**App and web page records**
**********

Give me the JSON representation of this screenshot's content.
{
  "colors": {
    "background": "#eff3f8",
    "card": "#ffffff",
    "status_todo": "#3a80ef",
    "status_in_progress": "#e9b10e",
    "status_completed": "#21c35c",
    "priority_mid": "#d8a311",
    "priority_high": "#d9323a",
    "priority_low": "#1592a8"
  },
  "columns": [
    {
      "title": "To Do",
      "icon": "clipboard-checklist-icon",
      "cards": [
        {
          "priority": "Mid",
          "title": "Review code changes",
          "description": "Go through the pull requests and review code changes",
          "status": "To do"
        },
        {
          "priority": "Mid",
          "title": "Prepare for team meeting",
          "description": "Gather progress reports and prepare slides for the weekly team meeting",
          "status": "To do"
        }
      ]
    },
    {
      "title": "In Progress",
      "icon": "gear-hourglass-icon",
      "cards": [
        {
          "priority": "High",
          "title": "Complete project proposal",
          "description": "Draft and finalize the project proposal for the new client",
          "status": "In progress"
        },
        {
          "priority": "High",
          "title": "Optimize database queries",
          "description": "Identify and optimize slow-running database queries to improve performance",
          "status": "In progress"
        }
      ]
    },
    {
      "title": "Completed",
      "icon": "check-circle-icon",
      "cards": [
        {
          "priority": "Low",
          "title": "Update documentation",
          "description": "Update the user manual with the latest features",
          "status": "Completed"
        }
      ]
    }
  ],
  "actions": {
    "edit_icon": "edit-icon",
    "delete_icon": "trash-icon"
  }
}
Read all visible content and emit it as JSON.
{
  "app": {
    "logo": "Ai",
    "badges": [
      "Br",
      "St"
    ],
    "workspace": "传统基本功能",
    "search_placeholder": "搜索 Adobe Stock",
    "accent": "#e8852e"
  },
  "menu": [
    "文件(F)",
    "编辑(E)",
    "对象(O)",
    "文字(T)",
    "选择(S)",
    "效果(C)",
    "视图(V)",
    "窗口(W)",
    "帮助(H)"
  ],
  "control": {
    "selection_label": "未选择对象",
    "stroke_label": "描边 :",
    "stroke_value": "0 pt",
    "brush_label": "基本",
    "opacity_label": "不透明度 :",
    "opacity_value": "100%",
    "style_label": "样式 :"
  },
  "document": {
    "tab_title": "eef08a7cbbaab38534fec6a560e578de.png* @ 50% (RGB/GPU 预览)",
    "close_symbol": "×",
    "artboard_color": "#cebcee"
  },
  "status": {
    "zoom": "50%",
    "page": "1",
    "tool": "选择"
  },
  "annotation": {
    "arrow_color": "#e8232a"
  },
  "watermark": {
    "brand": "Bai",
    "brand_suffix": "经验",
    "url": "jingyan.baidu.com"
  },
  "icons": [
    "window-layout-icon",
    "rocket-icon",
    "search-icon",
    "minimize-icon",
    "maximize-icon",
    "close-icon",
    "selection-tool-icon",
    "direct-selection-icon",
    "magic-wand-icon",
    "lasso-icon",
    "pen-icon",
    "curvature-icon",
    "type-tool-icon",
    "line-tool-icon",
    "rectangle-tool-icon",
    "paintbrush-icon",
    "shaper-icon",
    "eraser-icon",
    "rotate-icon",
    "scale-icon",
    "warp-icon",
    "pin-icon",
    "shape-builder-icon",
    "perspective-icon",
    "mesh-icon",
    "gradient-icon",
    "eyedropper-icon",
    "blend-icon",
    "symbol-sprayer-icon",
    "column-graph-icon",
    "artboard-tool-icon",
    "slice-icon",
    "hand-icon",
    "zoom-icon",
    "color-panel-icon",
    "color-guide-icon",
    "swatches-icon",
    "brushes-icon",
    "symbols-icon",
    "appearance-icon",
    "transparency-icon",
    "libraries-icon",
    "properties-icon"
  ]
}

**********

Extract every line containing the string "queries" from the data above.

          "title": "Optimize database queries",
          "description": "Identify and optimize slow-running database queries to improve performance",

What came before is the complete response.